Histologic subtypes of papillary thyroid cancer affect prognosis. The objective of this study was to examine whether survival is affected by extent of surgery for conventional versus follicular-variant papillary thyroid cancer when stratified by tumor size.Methods:
Using the National Cancer Data Base, we evaluated 33,816 adults undergoing surgery for papillary thyroid cancer from 2004 to 2008 for 1.0-3.9 cm tumors and clinically negative lymph nodes. Conventional and follicular-variant papillary thyroid cancers were divided into separate groups.
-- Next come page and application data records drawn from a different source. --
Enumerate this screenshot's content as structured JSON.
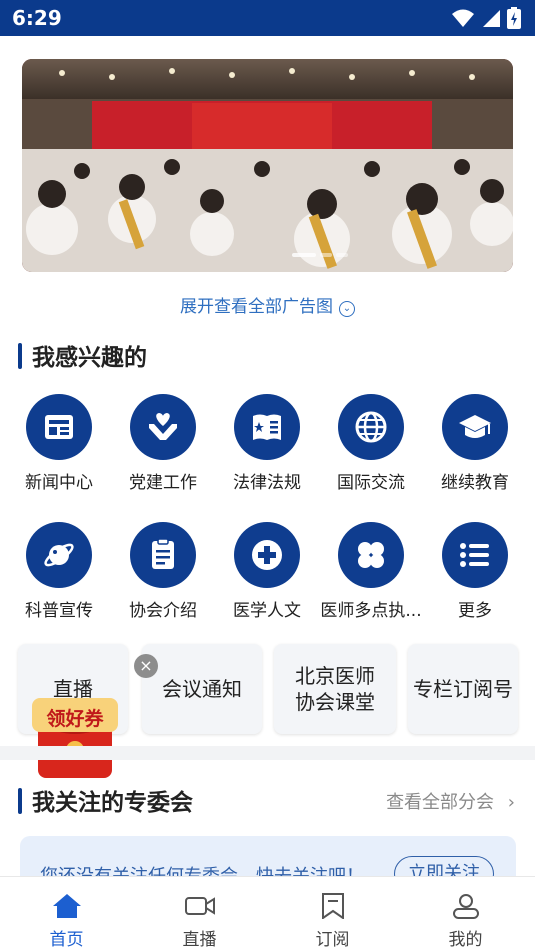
{
  "status_bar": {
    "time": "6:29"
  },
  "banner": {
    "alt": "会议现场"
  },
  "expand_ads": {
    "label": "展开查看全部广告图",
    "icon": "chevron-down-circle-icon"
  },
  "interest": {
    "title": "我感兴趣的",
    "items": [
      {
        "label": "新闻中心",
        "icon": "newspaper-icon"
      },
      {
        "label": "党建工作",
        "icon": "hands-heart-icon"
      },
      {
        "label": "法律法规",
        "icon": "law-book-icon"
      },
      {
        "label": "国际交流",
        "icon": "globe-icon"
      },
      {
        "label": "继续教育",
        "icon": "graduation-cap-icon"
      },
      {
        "label": "科普宣传",
        "icon": "planet-icon"
      },
      {
        "label": "协会介绍",
        "icon": "document-icon"
      },
      {
        "label": "医学人文",
        "icon": "medical-cross-icon"
      },
      {
        "label": "医师多点执...",
        "icon": "clover-icon"
      },
      {
        "label": "更多",
        "icon": "list-icon"
      }
    ]
  },
  "cards": [
    {
      "label": "直播"
    },
    {
      "label": "会议通知"
    },
    {
      "label": "北京医师协会课堂"
    },
    {
      "label": "专栏订阅号"
    }
  ],
  "coupon": {
    "label": "领好券"
  },
  "followed": {
    "title": "我关注的专委会",
    "more": "查看全部分会",
    "empty_text": "您还没有关注任何专委会，快去关注吧！",
    "follow_button": "立即关注"
  },
  "tabbar": {
    "tabs": [
      {
        "label": "首页",
        "icon": "home-icon",
        "active": true
      },
      {
        "label": "直播",
        "icon": "video-camera-icon",
        "active": false
      },
      {
        "label": "订阅",
        "icon": "bookmark-icon",
        "active": false
      },
      {
        "label": "我的",
        "icon": "user-icon",
        "active": false
      }
    ]
  },
  "colors": {
    "primary": "#0f3d8f",
    "link": "#2f6fc0",
    "active_tab": "#1c5fd0",
    "status_bar": "#0b3a8c"
  }
}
Cox regression models stratified by tumor size were used to determine if extent of surgery affected overall survival.Results:
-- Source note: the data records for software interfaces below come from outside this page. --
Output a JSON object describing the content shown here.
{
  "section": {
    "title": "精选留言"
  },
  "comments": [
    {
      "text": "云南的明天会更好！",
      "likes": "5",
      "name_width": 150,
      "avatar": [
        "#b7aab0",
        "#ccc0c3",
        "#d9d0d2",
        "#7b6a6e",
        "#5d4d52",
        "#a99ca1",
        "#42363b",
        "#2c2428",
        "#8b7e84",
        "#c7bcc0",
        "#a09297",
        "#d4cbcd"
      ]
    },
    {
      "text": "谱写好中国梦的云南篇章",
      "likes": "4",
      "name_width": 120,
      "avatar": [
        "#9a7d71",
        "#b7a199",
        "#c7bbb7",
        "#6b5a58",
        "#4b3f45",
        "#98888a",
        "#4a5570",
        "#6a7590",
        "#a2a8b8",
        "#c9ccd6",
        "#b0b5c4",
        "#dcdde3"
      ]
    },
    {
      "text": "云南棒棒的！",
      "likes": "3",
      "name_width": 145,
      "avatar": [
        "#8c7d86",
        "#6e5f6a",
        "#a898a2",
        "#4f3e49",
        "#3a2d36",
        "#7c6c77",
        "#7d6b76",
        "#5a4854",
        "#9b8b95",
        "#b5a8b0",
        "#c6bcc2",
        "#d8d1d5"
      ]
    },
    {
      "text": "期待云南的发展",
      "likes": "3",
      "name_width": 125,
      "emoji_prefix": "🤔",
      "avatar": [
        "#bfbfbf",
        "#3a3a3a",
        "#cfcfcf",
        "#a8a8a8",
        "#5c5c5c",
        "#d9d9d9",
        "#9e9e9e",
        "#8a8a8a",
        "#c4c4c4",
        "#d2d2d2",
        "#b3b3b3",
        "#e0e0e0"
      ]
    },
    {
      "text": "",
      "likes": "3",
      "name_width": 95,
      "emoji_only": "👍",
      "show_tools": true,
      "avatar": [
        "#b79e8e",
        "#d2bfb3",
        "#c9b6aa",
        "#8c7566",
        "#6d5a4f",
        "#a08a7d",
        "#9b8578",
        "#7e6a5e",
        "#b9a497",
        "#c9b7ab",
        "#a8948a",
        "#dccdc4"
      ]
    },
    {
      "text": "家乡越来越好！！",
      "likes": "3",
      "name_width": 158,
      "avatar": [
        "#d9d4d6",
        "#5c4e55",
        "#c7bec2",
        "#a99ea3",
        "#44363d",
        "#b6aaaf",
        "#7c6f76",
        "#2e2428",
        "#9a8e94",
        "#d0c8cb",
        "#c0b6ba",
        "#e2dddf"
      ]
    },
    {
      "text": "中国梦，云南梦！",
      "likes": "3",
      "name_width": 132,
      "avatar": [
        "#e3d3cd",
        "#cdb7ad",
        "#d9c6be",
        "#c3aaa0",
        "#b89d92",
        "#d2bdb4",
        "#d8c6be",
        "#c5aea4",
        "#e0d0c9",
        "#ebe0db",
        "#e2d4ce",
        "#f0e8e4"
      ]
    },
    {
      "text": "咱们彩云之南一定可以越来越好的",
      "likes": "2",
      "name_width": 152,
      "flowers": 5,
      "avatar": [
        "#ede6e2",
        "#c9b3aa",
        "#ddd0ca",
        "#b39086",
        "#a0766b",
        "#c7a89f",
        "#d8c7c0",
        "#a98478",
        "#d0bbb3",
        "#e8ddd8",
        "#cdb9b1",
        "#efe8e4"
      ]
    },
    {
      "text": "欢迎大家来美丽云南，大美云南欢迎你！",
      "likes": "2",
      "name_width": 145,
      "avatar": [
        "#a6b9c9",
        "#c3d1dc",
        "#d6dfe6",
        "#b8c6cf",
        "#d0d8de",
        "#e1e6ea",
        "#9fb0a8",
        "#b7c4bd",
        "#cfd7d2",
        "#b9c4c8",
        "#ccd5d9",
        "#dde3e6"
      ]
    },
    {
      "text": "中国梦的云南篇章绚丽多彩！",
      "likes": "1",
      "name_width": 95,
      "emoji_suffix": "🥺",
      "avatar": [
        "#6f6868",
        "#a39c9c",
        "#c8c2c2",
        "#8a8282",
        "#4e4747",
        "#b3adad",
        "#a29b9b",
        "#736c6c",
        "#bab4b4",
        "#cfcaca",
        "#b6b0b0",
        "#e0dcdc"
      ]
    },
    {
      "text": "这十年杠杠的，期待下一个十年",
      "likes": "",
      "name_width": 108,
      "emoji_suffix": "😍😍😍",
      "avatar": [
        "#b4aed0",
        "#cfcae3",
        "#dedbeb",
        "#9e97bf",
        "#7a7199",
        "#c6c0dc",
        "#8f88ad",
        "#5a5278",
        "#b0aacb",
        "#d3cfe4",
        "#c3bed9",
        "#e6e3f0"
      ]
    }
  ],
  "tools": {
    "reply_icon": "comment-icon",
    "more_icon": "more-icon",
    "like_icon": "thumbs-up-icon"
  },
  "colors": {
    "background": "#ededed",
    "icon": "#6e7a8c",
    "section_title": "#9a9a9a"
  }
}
A total of 30,981 patients had total thyroidectomy and 2,835 had thyroid lobectomy; 22,899 patients had conventional papillary thyroid cancer and 10,918 had follicular-variant papillary thyroid cancer. On unadjusted KM analysis, total thyroidectomy was associated with improved survival for conventional (P = 0.02) but not for follicular-variant papillary thyroid cancer patients (P = 0.42). For conventional papillary thyroid cancer, adjusted analysis showed total thyroidectomy was associated with improved survival for 2.0-3.9 cm tumors (P = 0.03) but not for 1.0-1.9 cm tumors (P = 0.16). For follicular-variant, lobectomy and total thyroidectomy had equivalent survival for 1.0-1.9 cm (P = 0.45) and 2.0-3.9 cm (P = 0.88) tumors.Conclusion:
Tumor size, histologic subtype, and surgical therapy are important factors in papillary thyroid cancer survival. Total thyroidectomy was associated with improved survival in patients with 2.0-3.9 cm conventional papillary thyroid cancer, and should be considered for 2.0-3.9 cm papillary thyroid cancers when preoperative molecular analysis is not used to distinguish conventional from follicular-variant.